The efforts of the Spanish distribution giant to compete against Amazon are reminiscent, despite its very different positioning, of another family-owned retailer, this time from the United States, Walmart, which has also been trying to compete with Prime Now via Walmart+, and which yesterday announced a 74% increase in its online sales and the closure of Jet, the online supermarket created by Marc Lore which it acquired for $3.3 billion in August 2016. After the acquisition, which saw Lore become director of the company’s global online business, Walmart’s strategy changed radically and was based on Jet.com’s strategy, with largely satisfactory results. In fact, the company maintains a reasonably innovative position in logistics, and is even testing delivery by autonomous vehicles in some cities.

Is it possible to compete with a giant like Amazon? What does it mean, for example, that two-hour delivery has been available in Spain for years via companies like El Corte Inglés, but that it still hasn’t made much impact, while despite its limitations, Amazon’s Prime Now is so widely used? What must traditional competitors do to really challenge a company like Amazon?

Undoubtedly, the impact of lockdown has helped popularize it, as have changing consumer habits during the pandemic. Services such as Click&Collect or Click&Car, also offered by El Corte Inglés and at some other traditional competitors, have experienced five-or six-fold increases over the last three months, and it is conceivable that many users, after having used them on a regular basis for several weeks, will continue to do so, to a greater or lesser degree, when the lockdown is lifted.

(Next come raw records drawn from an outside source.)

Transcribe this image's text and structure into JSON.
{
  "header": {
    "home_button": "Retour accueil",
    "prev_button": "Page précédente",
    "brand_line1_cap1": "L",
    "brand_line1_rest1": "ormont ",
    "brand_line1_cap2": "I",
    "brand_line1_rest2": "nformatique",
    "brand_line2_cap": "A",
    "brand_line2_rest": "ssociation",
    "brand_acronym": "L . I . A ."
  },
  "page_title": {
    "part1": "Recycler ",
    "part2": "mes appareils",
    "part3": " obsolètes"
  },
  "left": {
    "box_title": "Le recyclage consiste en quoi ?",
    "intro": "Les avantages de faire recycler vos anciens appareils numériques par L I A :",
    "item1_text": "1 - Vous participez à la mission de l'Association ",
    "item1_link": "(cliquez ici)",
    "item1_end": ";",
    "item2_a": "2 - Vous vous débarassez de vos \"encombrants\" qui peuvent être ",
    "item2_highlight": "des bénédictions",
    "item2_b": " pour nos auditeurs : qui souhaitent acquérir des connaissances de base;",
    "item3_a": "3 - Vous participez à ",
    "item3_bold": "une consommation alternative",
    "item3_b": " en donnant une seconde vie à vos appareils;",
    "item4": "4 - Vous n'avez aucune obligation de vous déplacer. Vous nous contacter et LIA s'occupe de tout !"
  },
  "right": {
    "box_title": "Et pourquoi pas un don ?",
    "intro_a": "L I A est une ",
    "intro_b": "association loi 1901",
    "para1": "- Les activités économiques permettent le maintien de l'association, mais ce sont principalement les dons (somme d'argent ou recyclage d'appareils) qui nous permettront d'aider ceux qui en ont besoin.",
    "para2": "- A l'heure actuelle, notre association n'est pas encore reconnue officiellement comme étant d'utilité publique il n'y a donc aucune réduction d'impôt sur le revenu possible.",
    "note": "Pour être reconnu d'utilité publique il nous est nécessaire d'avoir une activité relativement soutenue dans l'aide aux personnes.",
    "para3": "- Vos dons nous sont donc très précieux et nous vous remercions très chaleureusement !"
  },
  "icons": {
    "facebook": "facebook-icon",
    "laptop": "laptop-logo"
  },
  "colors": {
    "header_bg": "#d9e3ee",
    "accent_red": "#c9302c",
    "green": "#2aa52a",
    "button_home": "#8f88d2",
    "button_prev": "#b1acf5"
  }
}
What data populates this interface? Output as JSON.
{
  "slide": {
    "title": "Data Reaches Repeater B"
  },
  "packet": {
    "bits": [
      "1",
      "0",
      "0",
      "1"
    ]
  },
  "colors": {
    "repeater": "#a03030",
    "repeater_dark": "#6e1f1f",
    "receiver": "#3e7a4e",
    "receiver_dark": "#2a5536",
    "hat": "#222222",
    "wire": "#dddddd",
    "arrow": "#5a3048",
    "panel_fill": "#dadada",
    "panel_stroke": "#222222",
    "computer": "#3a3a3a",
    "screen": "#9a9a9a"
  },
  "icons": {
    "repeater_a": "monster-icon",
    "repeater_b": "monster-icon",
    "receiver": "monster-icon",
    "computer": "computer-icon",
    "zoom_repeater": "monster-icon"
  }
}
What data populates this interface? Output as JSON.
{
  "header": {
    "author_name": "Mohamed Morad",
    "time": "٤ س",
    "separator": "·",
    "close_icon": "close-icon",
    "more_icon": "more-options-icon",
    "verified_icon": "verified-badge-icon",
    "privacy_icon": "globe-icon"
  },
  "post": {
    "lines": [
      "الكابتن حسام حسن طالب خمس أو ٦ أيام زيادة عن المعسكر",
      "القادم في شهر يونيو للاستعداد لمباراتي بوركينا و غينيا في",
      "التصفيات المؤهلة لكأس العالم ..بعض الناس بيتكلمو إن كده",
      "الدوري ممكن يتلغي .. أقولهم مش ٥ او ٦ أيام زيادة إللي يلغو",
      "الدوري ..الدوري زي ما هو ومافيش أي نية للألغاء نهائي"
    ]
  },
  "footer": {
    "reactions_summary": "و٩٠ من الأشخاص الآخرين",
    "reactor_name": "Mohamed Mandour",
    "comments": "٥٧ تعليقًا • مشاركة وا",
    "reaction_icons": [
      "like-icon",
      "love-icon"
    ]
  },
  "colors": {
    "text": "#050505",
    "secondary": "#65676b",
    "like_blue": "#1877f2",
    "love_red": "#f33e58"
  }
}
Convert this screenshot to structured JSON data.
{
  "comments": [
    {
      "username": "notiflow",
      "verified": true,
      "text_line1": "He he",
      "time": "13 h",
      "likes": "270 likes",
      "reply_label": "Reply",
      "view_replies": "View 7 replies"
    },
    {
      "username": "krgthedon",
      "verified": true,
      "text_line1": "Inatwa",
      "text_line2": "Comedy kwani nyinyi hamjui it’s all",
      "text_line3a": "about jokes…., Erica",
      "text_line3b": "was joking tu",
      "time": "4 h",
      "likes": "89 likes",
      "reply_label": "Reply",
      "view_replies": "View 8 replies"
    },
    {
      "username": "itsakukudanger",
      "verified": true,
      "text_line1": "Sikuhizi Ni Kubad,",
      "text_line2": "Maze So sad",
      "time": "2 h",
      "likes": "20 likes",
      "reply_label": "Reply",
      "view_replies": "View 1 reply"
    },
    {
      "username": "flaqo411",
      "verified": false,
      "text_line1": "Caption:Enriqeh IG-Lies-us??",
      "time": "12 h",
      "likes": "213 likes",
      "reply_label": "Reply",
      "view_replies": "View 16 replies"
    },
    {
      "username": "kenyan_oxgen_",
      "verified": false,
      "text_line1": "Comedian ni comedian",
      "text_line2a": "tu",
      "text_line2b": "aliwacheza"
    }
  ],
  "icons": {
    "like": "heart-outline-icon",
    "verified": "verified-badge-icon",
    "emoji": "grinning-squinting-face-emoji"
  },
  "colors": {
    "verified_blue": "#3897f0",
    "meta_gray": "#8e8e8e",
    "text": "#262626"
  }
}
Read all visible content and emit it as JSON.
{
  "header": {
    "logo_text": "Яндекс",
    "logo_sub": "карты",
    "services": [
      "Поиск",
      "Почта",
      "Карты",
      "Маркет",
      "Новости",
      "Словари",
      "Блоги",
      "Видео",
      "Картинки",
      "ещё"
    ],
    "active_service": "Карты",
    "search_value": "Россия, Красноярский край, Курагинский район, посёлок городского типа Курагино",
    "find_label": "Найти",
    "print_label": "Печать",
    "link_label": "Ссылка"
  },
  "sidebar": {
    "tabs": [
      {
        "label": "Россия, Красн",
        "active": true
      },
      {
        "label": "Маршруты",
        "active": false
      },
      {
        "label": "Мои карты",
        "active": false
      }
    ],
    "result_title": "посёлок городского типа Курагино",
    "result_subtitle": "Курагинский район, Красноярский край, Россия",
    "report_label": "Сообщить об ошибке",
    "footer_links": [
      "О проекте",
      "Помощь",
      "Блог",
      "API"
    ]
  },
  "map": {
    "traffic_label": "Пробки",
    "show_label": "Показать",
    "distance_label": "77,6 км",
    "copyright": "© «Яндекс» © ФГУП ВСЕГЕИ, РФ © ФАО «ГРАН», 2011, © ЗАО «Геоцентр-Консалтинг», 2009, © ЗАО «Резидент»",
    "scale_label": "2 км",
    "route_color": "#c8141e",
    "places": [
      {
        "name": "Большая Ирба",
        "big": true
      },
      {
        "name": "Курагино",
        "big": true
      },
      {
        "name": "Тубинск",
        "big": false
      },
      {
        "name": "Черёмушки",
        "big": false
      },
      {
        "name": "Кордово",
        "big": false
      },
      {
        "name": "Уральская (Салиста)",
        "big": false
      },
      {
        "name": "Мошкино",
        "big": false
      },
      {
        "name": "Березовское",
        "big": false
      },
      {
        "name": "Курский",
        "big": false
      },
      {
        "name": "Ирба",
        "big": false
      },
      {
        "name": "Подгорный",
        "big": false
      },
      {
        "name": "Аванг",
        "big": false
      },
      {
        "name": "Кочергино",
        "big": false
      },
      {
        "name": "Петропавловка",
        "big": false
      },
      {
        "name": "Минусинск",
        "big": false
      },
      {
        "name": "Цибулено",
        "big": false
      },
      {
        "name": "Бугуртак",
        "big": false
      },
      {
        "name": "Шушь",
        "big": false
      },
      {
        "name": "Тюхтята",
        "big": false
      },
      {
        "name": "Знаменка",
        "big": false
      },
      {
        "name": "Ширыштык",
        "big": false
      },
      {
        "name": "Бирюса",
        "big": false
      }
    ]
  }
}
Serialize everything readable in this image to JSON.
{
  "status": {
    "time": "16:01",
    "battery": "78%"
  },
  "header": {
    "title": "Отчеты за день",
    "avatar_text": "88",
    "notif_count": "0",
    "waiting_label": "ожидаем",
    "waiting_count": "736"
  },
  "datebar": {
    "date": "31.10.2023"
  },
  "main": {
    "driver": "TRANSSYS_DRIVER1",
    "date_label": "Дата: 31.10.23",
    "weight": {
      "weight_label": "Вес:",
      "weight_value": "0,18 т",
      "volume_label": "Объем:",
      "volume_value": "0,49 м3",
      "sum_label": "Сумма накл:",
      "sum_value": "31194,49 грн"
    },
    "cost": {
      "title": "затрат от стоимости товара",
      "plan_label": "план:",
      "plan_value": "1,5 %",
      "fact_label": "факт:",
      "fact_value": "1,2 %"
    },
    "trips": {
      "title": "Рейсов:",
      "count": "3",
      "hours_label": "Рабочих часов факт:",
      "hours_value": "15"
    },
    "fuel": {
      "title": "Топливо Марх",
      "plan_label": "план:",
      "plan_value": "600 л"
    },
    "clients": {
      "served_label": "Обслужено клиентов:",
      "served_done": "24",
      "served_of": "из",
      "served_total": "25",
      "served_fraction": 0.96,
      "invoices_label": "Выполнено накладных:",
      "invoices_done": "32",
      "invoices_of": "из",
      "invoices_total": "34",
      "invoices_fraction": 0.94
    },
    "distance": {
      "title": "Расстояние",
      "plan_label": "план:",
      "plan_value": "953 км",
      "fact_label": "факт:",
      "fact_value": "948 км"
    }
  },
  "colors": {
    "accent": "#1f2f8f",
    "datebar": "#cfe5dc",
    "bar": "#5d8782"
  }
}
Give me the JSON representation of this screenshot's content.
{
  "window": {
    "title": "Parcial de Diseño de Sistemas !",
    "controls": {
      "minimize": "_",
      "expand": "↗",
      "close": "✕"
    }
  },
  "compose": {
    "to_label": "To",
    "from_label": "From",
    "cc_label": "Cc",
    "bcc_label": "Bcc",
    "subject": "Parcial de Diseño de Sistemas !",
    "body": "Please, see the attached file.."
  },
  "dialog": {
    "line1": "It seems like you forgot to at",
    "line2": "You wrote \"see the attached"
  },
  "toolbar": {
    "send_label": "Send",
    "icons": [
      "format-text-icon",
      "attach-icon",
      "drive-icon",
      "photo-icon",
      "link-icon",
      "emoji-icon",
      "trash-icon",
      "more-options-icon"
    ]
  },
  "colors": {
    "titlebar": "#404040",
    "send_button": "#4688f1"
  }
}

For a company like El Corte Inglés, for which online sales are its second-most important revenue stream, and which has transferred many workers from other departments to picking and packing orders in recent weeks, this is a vital moment, given that if it achieves significant growth in its online business, it could hypothetically try to consolidate a significant part of that demand in the future. The store has a number of central Madrid locations with large car parks that are now filled with customers using its Click&Car collect service: it has gone from around 30 orders a day to more than 500: how many will continue to buy in this way once the pandemic is under control?

So let us repeat the question: is it possible to compete with Amazon? Possibly. But to do so, businesses must commit to a long game, to positioning each new service as a step toward consolidating the habit of online shopping. For a long time, the game consisted of Amazon committing to online sales while traditional competitors tried to avoid cannibalizing their stores, which meant less intensity when communicating their initiatives and often little conviction, typically the result of lack of resources. Then, traditional competitors began to bring in experienced online business managers at senior levels, prioritizing e-commerce as part of a strategic shift.

For Amazon’s many traditional competitors, the COVID-19 pandemic may be an opportunity to position themselves with broad segments of the population precisely when they most need it, and to instill long-lasting consumption habits in their customers. The analysts predicted that the pandemic would play to Amazon’s strengths: reports say the company is earning around $10,000 per second, all of which makes Jeff Bezos infinitely richer. But what about his competitors? Will the lockdown and increased use of e-commerce by broader segments of the population in countries where their brand is well-known provide an opportunity to hold their own against Amazon?


About the Author

This article was written by Enrique Dans, professor of Innovation at IE Business School and blogger at enriquedans.com.